The musical pages signed by the painter Margarete Depner's nephew, the composer Paul Richter from Brasov (1875-1950) are also very little known today; a musician who was appreciated by George Enescu and was an extremely active cultural factor in Brașov in the years between the two world wars, whose collection of documents is also pending a return while being kept by The House of the Mureseni Museum ( Muzeul Casa Mureșenilor) in Brașov. Between the brief speeches of Walter Rothensteiner, the president of Raiffeisen Bank, who sponsored the project, the ones of Mr. Silvia Davidoiu, Romania's ambassador to Vienna and of Lisa Fischer, the author of the book, we had the pleasure of listening to the Quartet no. 2 in D Minor by Paul Richter played by a band from Sibiu.
Cultural Closeness between Vienna and Brașov
Kurt Philippi, Melinda Béres, Anna Dénes and Margit Kardos being the members of the Sine Domine Ouartet, its interludes were carefully prepared, carrying us in the musical atmosphere of a past Brașov. The alert pen of the profound composer, Paul Richter, made us feel the historical nostalgia of the German-Austrian music: Reger's greatness, or old Beethoven's solemnity, the sentimental, danceable melodic of the folk music from the outskirts of Vienna. Throughout this entire event, I felt a vivid dialogue between past and present. And we can only rejoice at the thought that, for the time being, the cultural-geographic distance (or closeness) between Vienna and Brasov is seen with a higher degree of willingness than it had been in Margarete Depner's time, a time marked by World Wars, Nazism and Communism.

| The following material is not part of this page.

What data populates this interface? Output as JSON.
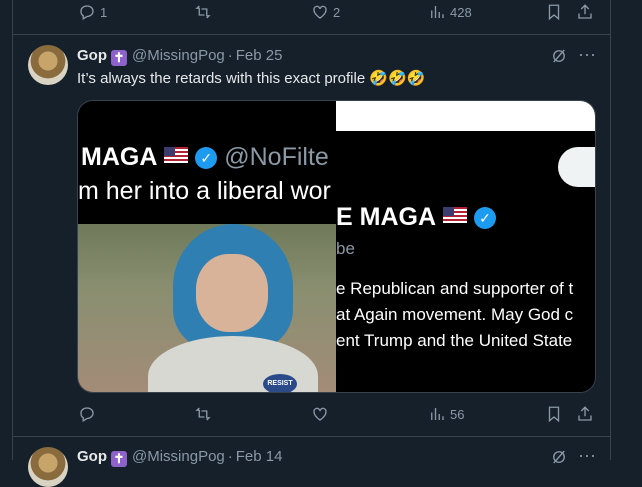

Translated by Anghelescu (Bobe) Anca Maria and Laura Bosnea
MTTLC Bucharest University